There’s much to be said about the health benefits of fermented foods and drinks, but it wasn’t until recently that doctors and scientists began to realize the importance of microbes and bacteria that inhabit our guts. There’s a whole microscopic ecosystem down there, and fermented foods directly aid its vitality by introducing and promoting good bacteria and yeast. Kombucha’s most commonly reported health benefits include detoxification, aiding digestion, and increased energy.  We recommend checking out ‘Kombucha Mama’ Hannah Krum’s book, The Big Book of Kombucha. Krum reports the studied health benefits of kombucha including the addition of bioavailable vitamins B6 and B12, which are known to stabilize mood and fight depression, as well as vitamin C. Adding specialty herbs and plants to kombucha can add even more of a health boost. Ginger, turmeric, and cranberries all have healing properties, from boosting the immune system to preventing UTI’s. They also have the added benefit of making your kombucha super tasty!



Our Kombucha is different, and that’s good. As with every aspect of GYST, we are passionate about using quality ingredients produced by good people. We like to know exactly what we're drinking, so we make our kombucha as transparent as possible–using only water, sugar, our SCOBY, and local herbs, berries, and fruits. While many kombucha producers, both locally and nationally, like to combine exotic fruit juice concentrates into extravagant combinations, we’re all about keeping things simple, balanced, and local. You won’t find passion fruit or coconut in any of our kombuchas; instead you’ll taste raspberry, dill, stinging nettle, or ginger – likely harvested within a few hours of Minneapolis.

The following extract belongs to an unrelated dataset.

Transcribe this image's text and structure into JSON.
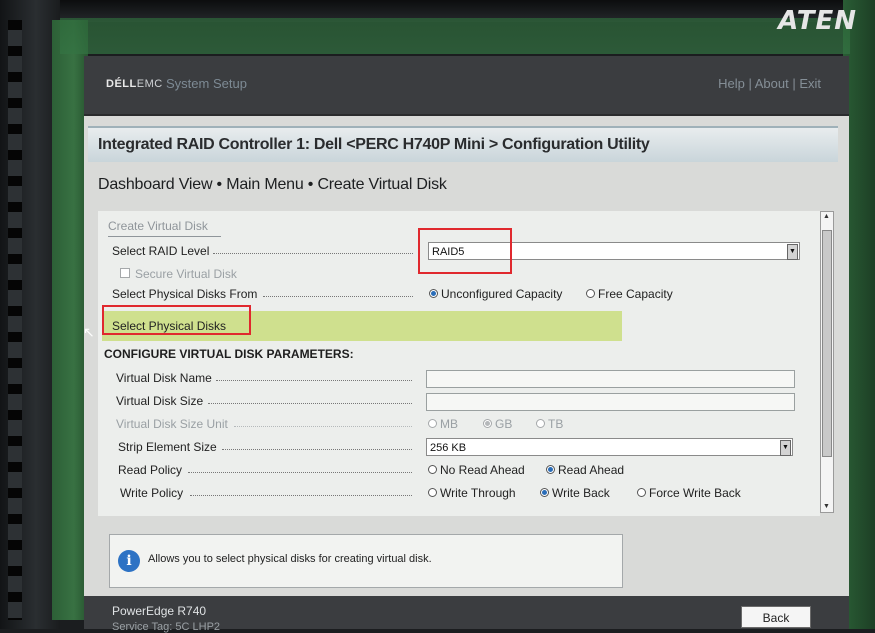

We are currently working in close partnership with Lily Springs Farm, a 100-acre woman-led farm in Western Wisconsin utilizing restorative, climate-resilient agricultural practices. We support their commitment to regenerative farming and growing nutrient-dense perennials such as black currants, elderberry, and aronia. At our Fermentation Bar in the Whittier neighborhood of Minneapolis, we use their crops to make kombucha that is truly restorative in every sense – from farm, to flavor, to that happy feeling after the first sip. And that's why GYST continues to be called the best kombucha in Minnesota.




Kylene Guse